Naturally, I am an inquisitive person and usually inquire about issues at UVI. I literally saw stories breaking in front of my eyes. It was my role to cover stories and rewrite press releases and briefs as a reporter for the UVI Voice. I wrote two stories and rewrote press releases. I interviewed over ten persons for my stories including UVI faculty, staff and students. Before submitting my articles, I sent them to my former boss and other journalists for editing. I usually spoke with my boss, Dr. Randall about ideas I had brewing and he provided advice when needed. Dr. Randall lent me one of the department’s voice recorders. I took this recorder with me every day to school, just in case a story broke.
I became excited about my role in the UVI Voice because for the first time I was going to be published under my own name and not an alias, or to be referred to as ‘the newsroom’. I posted my first article on my Facebook page and encouraged my friends to visit the website.

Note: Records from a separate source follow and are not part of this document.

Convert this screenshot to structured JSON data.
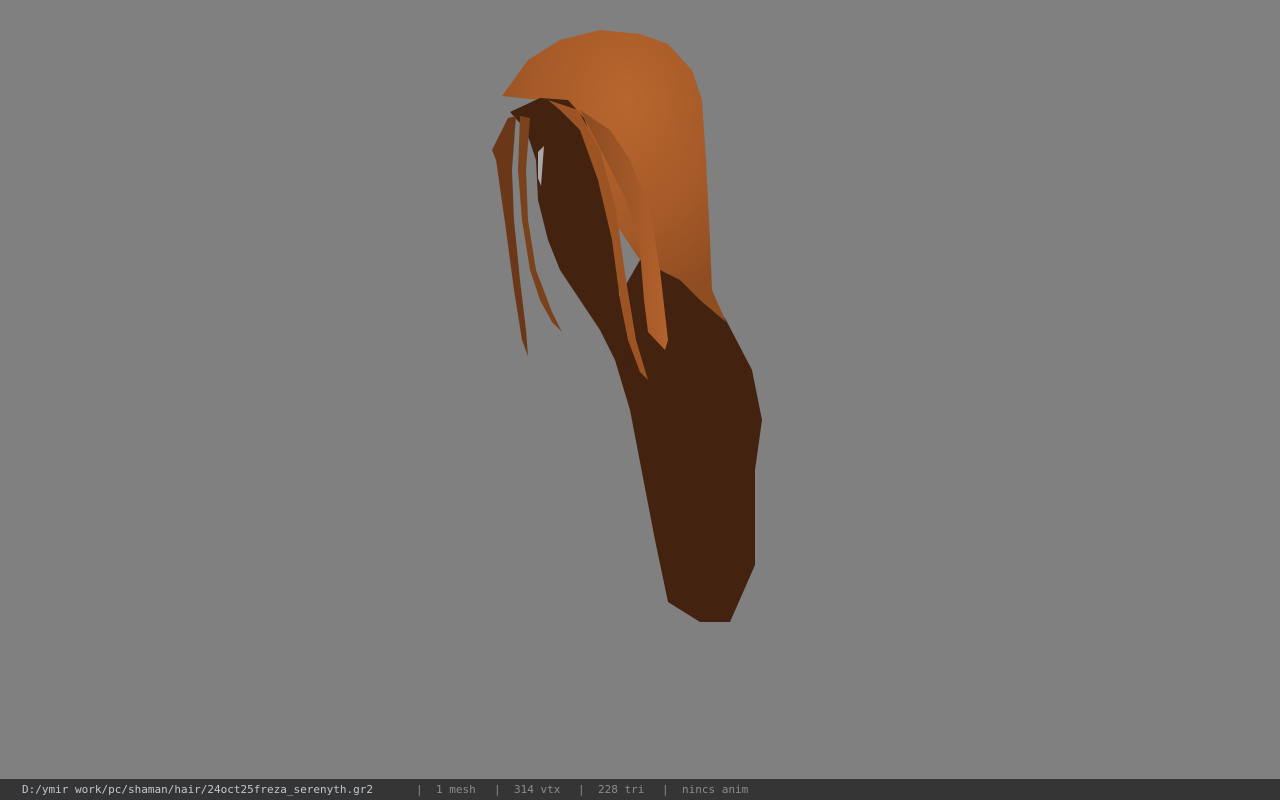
{
  "viewer": {
    "background_color": "#808080",
    "model": {
      "description_icon": "hair-mesh",
      "colors": {
        "highlight": "#b0622c",
        "midtone": "#8a4a22",
        "shadow": "#43230f"
      }
    }
  },
  "status_bar": {
    "file_path": "D:/ymir work/pc/shaman/hair/24oct25freza_serenyth.gr2",
    "separator": "|",
    "mesh_count": "1 mesh",
    "vertex_count": "314 vtx",
    "triangle_count": "228 tri",
    "anim_status": "nincs anim",
    "background_color": "#353535"
  }
}
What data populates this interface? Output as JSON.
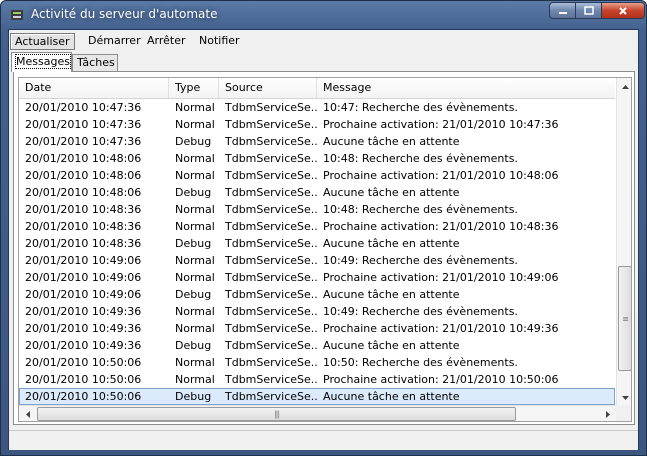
{
  "window": {
    "title": "Activité du serveur d'automate"
  },
  "menu": [
    {
      "label": "Actualiser"
    },
    {
      "label": "Démarrer"
    },
    {
      "label": "Arrêter"
    },
    {
      "label": "Notifier"
    }
  ],
  "tabs": [
    {
      "label": "Messages",
      "active": true
    },
    {
      "label": "Tâches",
      "active": false
    }
  ],
  "table": {
    "columns": [
      "Date",
      "Type",
      "Source",
      "Message"
    ],
    "rows": [
      [
        "20/01/2010 10:47:36",
        "Normal",
        "TdbmServiceSe...",
        "10:47: Recherche des évènements."
      ],
      [
        "20/01/2010 10:47:36",
        "Normal",
        "TdbmServiceSe...",
        "Prochaine activation: 21/01/2010 10:47:36"
      ],
      [
        "20/01/2010 10:47:36",
        "Debug",
        "TdbmServiceSe...",
        "Aucune tâche en attente"
      ],
      [
        "20/01/2010 10:48:06",
        "Normal",
        "TdbmServiceSe...",
        "10:48: Recherche des évènements."
      ],
      [
        "20/01/2010 10:48:06",
        "Normal",
        "TdbmServiceSe...",
        "Prochaine activation: 21/01/2010 10:48:06"
      ],
      [
        "20/01/2010 10:48:06",
        "Debug",
        "TdbmServiceSe...",
        "Aucune tâche en attente"
      ],
      [
        "20/01/2010 10:48:36",
        "Normal",
        "TdbmServiceSe...",
        "10:48: Recherche des évènements."
      ],
      [
        "20/01/2010 10:48:36",
        "Normal",
        "TdbmServiceSe...",
        "Prochaine activation: 21/01/2010 10:48:36"
      ],
      [
        "20/01/2010 10:48:36",
        "Debug",
        "TdbmServiceSe...",
        "Aucune tâche en attente"
      ],
      [
        "20/01/2010 10:49:06",
        "Normal",
        "TdbmServiceSe...",
        "10:49: Recherche des évènements."
      ],
      [
        "20/01/2010 10:49:06",
        "Normal",
        "TdbmServiceSe...",
        "Prochaine activation: 21/01/2010 10:49:06"
      ],
      [
        "20/01/2010 10:49:06",
        "Debug",
        "TdbmServiceSe...",
        "Aucune tâche en attente"
      ],
      [
        "20/01/2010 10:49:36",
        "Normal",
        "TdbmServiceSe...",
        "10:49: Recherche des évènements."
      ],
      [
        "20/01/2010 10:49:36",
        "Normal",
        "TdbmServiceSe...",
        "Prochaine activation: 21/01/2010 10:49:36"
      ],
      [
        "20/01/2010 10:49:36",
        "Debug",
        "TdbmServiceSe...",
        "Aucune tâche en attente"
      ],
      [
        "20/01/2010 10:50:06",
        "Normal",
        "TdbmServiceSe...",
        "10:50: Recherche des évènements."
      ],
      [
        "20/01/2010 10:50:06",
        "Normal",
        "TdbmServiceSe...",
        "Prochaine activation: 21/01/2010 10:50:06"
      ],
      [
        "20/01/2010 10:50:06",
        "Debug",
        "TdbmServiceSe...",
        "Aucune tâche en attente"
      ]
    ],
    "selected_row": 17
  },
  "icons": {
    "app": "server-icon",
    "minimize": "minimize-icon",
    "maximize": "maximize-icon",
    "close": "close-icon"
  },
  "colors": {
    "titlebar": "#4a6894",
    "selection": "#dcebfc",
    "close_button": "#c8432b"
  }
}
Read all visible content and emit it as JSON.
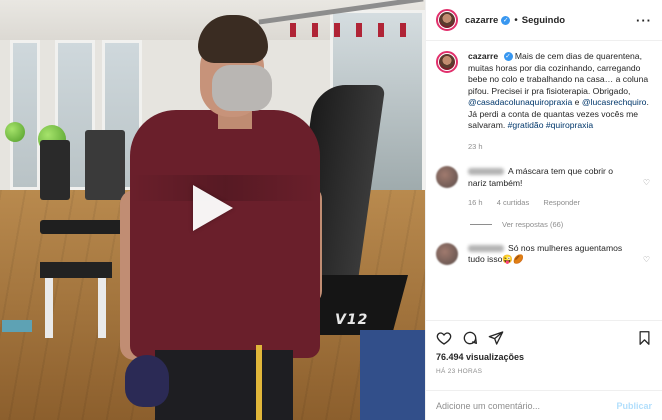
{
  "post": {
    "username": "cazarre",
    "follow_status": "Seguindo",
    "separator": "•",
    "more_icon": "more-horizontal-icon"
  },
  "caption": {
    "username": "cazarre",
    "text_1": "Mais de cem dias de quarentena, muitas horas por dia cozinhando, carregando bebe no colo e trabalhando na casa… a coluna pifou. Precisei ir pra fisioterapia. Obrigado, ",
    "mention_1": "@casadacolunaquiropraxia",
    "text_2": " e ",
    "mention_2": "@lucasrechquiro",
    "text_3": ". Já perdi a conta de quantas vezes vocês me salvaram. ",
    "hashtag_1": "#gratidão",
    "hashtag_2": "#quiropraxia",
    "time": "23 h"
  },
  "comments": [
    {
      "text": "A máscara tem que cobrir o nariz também!",
      "time": "16 h",
      "likes": "4 curtidas",
      "reply": "Responder"
    },
    {
      "text": "Só nos mulheres aguentamos tudo isso😜🏉"
    }
  ],
  "view_replies": "Ver respostas (66)",
  "stats": {
    "views": "76.494 visualizações",
    "ago": "HÁ 23 HORAS"
  },
  "add_comment": {
    "placeholder": "Adicione um comentário...",
    "publish": "Publicar"
  },
  "video": {
    "overlay_text": "V12"
  },
  "colors": {
    "link": "#00376b",
    "verified": "#3897f0",
    "publish_disabled": "#b2dffc",
    "shirt": "#6a1f2b"
  }
}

My first story was about the new vendors for the school’s cafeteria on St Thomas. Writing my first story was easy, I wrote it way in advance and conducted my interviews just before the assignment was due. I became frustrated at first when I was not able to schedule an interview with the manager for the school’s cafeteria Jahmal Dyer, nor the housing supervisor Sean Georges. I built up my confidence and decided to call Mr. Dyer at home one Sunday afternoon. At first, I thought he would chastise me for my lack of professionalism but to my surprise, he was very helpful and consented to an interview with me over the phone. This was great. I submitted my article with two sources just before the deadline. I was so disappointed when I saw the grade for my article. Just as I had suspected I needed the quote from Mr. Georges in order for my article to be complete. That same day I heard that Mr. Georges had a meeting in Student Activities. I patiently waited while the students played pool until his meeting was finished. I pulled out my recorder and interviewed him as soon as he stepped out of the door. Mr Georges commended me for my professionalism and gave me a direct line just incase I needed to follow up on the story. This for me was my greatest accomplishment, I felt like a real news reporter with a great soundbite to present to my editor. That experience taught me never to leave my room without my recorder.

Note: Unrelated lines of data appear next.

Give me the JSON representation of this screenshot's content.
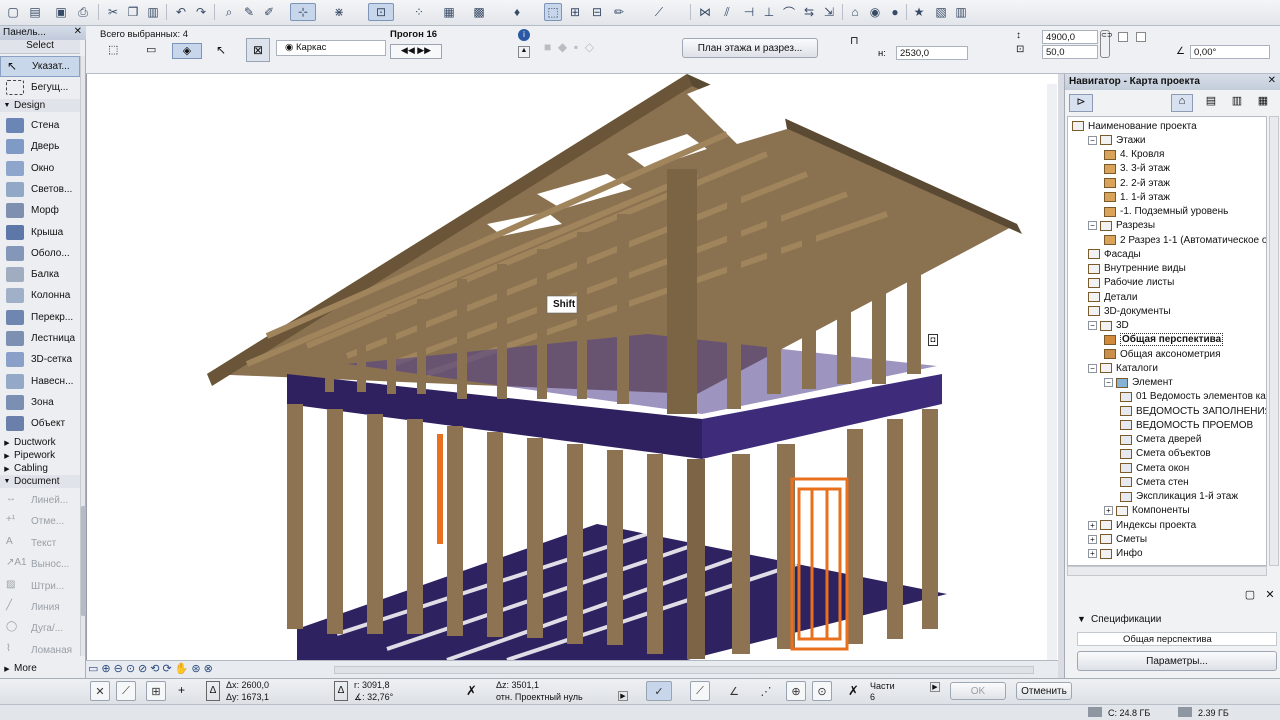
{
  "toolbox": {
    "title": "Панель...",
    "select_label": "Select",
    "pointer": "Указат...",
    "marquee": "Бегущ...",
    "design_group": "Design",
    "design_tools": [
      "Стена",
      "Дверь",
      "Окно",
      "Светов...",
      "Морф",
      "Крыша",
      "Оболо...",
      "Балка",
      "Колонна",
      "Перекр...",
      "Лестница",
      "3D-сетка",
      "Навесн...",
      "Зона",
      "Объект"
    ],
    "groups": [
      "Ductwork",
      "Pipework",
      "Cabling",
      "Document"
    ],
    "document_tools": [
      "Линей...",
      "Отме...",
      "Текст",
      "Вынос...",
      "Штри...",
      "Линия",
      "Дуга/...",
      "Ломаная"
    ],
    "more_label": "More"
  },
  "infobox": {
    "selected_label": "Всего выбранных: 4",
    "mode": "Каркас",
    "run_label": "Прогон 16",
    "plan_button": "План этажа и разрез...",
    "elevation_label": "н:",
    "elevation_value": "2530,0",
    "height_value": "4900,0",
    "width_value": "50,0",
    "angle_value": "0,00°"
  },
  "viewport": {
    "tooltip": "Shift"
  },
  "navigator": {
    "title": "Навигатор - Карта проекта",
    "tree": [
      {
        "label": "Наименование проекта",
        "level": 0,
        "exp": "",
        "icon": "house-icon"
      },
      {
        "label": "Этажи",
        "level": 1,
        "exp": "−",
        "icon": "stories-icon"
      },
      {
        "label": "4. Кровля",
        "level": 2,
        "exp": "",
        "icon": "story-icon"
      },
      {
        "label": "3. 3-й этаж",
        "level": 2,
        "exp": "",
        "icon": "story-icon"
      },
      {
        "label": "2. 2-й этаж",
        "level": 2,
        "exp": "",
        "icon": "story-icon"
      },
      {
        "label": "1. 1-й этаж",
        "level": 2,
        "exp": "",
        "icon": "story-icon"
      },
      {
        "label": "-1. Подземный уровень",
        "level": 2,
        "exp": "",
        "icon": "story-icon"
      },
      {
        "label": "Разрезы",
        "level": 1,
        "exp": "−",
        "icon": "section-icon"
      },
      {
        "label": "2 Разрез 1-1 (Автоматическое о",
        "level": 2,
        "exp": "",
        "icon": "section-item-icon"
      },
      {
        "label": "Фасады",
        "level": 1,
        "exp": "",
        "icon": "elevation-icon"
      },
      {
        "label": "Внутренние виды",
        "level": 1,
        "exp": "",
        "icon": "interior-icon"
      },
      {
        "label": "Рабочие листы",
        "level": 1,
        "exp": "",
        "icon": "worksheet-icon"
      },
      {
        "label": "Детали",
        "level": 1,
        "exp": "",
        "icon": "detail-icon"
      },
      {
        "label": "3D-документы",
        "level": 1,
        "exp": "",
        "icon": "doc3d-icon"
      },
      {
        "label": "3D",
        "level": 1,
        "exp": "−",
        "icon": "3d-icon"
      },
      {
        "label": "Общая перспектива",
        "level": 2,
        "exp": "",
        "icon": "perspective-icon",
        "selected": true
      },
      {
        "label": "Общая аксонометрия",
        "level": 2,
        "exp": "",
        "icon": "axonometry-icon"
      },
      {
        "label": "Каталоги",
        "level": 1,
        "exp": "−",
        "icon": "catalog-icon"
      },
      {
        "label": "Элемент",
        "level": 2,
        "exp": "−",
        "icon": "element-icon"
      },
      {
        "label": "01 Ведомость элементов кар",
        "level": 3,
        "exp": "",
        "icon": "list-icon"
      },
      {
        "label": "ВЕДОМОСТЬ ЗАПОЛНЕНИЯ С",
        "level": 3,
        "exp": "",
        "icon": "list-icon"
      },
      {
        "label": "ВЕДОМОСТЬ ПРОЕМОВ",
        "level": 3,
        "exp": "",
        "icon": "list-icon"
      },
      {
        "label": "Смета дверей",
        "level": 3,
        "exp": "",
        "icon": "list-icon"
      },
      {
        "label": "Смета объектов",
        "level": 3,
        "exp": "",
        "icon": "list-icon"
      },
      {
        "label": "Смета окон",
        "level": 3,
        "exp": "",
        "icon": "list-icon"
      },
      {
        "label": "Смета стен",
        "level": 3,
        "exp": "",
        "icon": "list-icon"
      },
      {
        "label": "Экспликация 1-й этаж",
        "level": 3,
        "exp": "",
        "icon": "list-icon"
      },
      {
        "label": "Компоненты",
        "level": 2,
        "exp": "+",
        "icon": "component-icon"
      },
      {
        "label": "Индексы проекта",
        "level": 1,
        "exp": "+",
        "icon": "index-icon"
      },
      {
        "label": "Сметы",
        "level": 1,
        "exp": "+",
        "icon": "estimate-icon"
      },
      {
        "label": "Инфо",
        "level": 1,
        "exp": "+",
        "icon": "info-icon"
      }
    ],
    "spec_label": "Спецификации",
    "spec_value": "Общая перспектива",
    "params_button": "Параметры..."
  },
  "bottombar": {
    "dx": "Δx: 2600,0",
    "dy": "Δy: 1673,1",
    "r": "r: 3091,8",
    "angle": "∡: 32,76°",
    "dz": "Δz: 3501,1",
    "ref": "отн. Проектный нуль",
    "parts_label": "Части",
    "parts_value": "6",
    "ok": "OK",
    "cancel": "Отменить"
  },
  "status": {
    "disk_c": "C: 24.8 ГБ",
    "memory": "2.39 ГБ"
  },
  "colors": {
    "wood": "#7b6446",
    "wood_light": "#a88b63",
    "beam_purple": "#3a2a6e",
    "selection_orange": "#e8701e",
    "accent": "#c9d7ea"
  }
}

Rewriting press releases and conducting research before writing my articles usually took up most of my time. For the press releases I had to determine what could be left out, what was wordy and what could be summarized. Sometimes I took over an hour just to get one done. My research would stem over a couple of days. When I wrote the article about student entrepreneurs at UVI I conducted research about entrepreneurship in the Virgin islands and the 13-D competition.

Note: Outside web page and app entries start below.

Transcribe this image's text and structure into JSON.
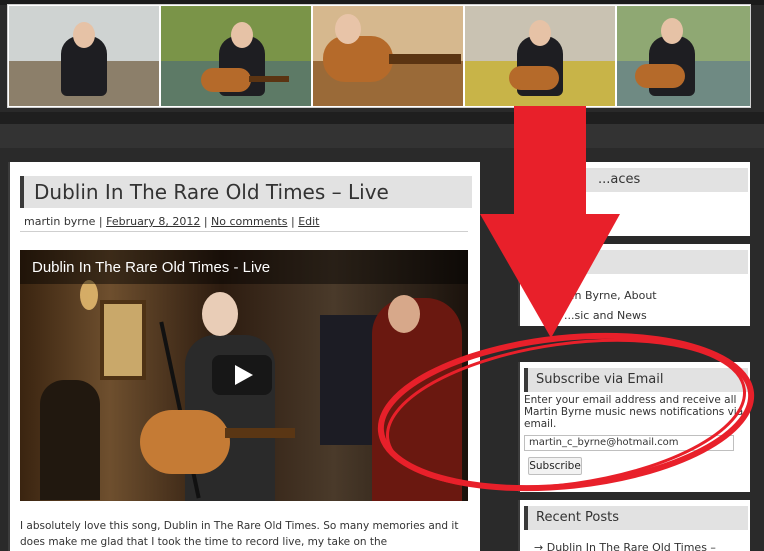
{
  "post": {
    "title": "Dublin In The Rare Old Times – Live",
    "author": "martin byrne",
    "date": "February 8, 2012",
    "comments": "No comments",
    "edit": "Edit",
    "video_title": "Dublin In The Rare Old Times - Live",
    "body_text": "I absolutely love this song, Dublin in The Rare Old Times. So many memories and it does make me glad that I took the time to record live, my take on the"
  },
  "sidebar": {
    "places_title": "...aces",
    "pages_links": [
      "...n Byrne, About",
      "...sic and News"
    ],
    "subscribe": {
      "title": "Subscribe via Email",
      "description": "Enter your email address and receive all Martin Byrne music news notifications via email.",
      "email_value": "martin_c_byrne@hotmail.com",
      "button_label": "Subscribe"
    },
    "recent_posts": {
      "title": "Recent Posts",
      "first_item": "Dublin In The Rare Old Times –"
    }
  },
  "colors": {
    "annotation_red": "#e8202a",
    "page_dark": "#2a2a2a",
    "title_bar": "#e2e2e2"
  }
}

The UVI Voice is a very informative website for students with easy to read fun filled articles. The main problem is that many students do not know about the website and at times there is a lapse where nothing new is being posted. I think that the authors themselves should promote the website even more. The editors should also ensure that fresh content is being posted regularly. We could launch a selfie competition, essay, or short story competition. As long as students know that they can find their work on the website they will definitely visit it more often and tell their friends about it.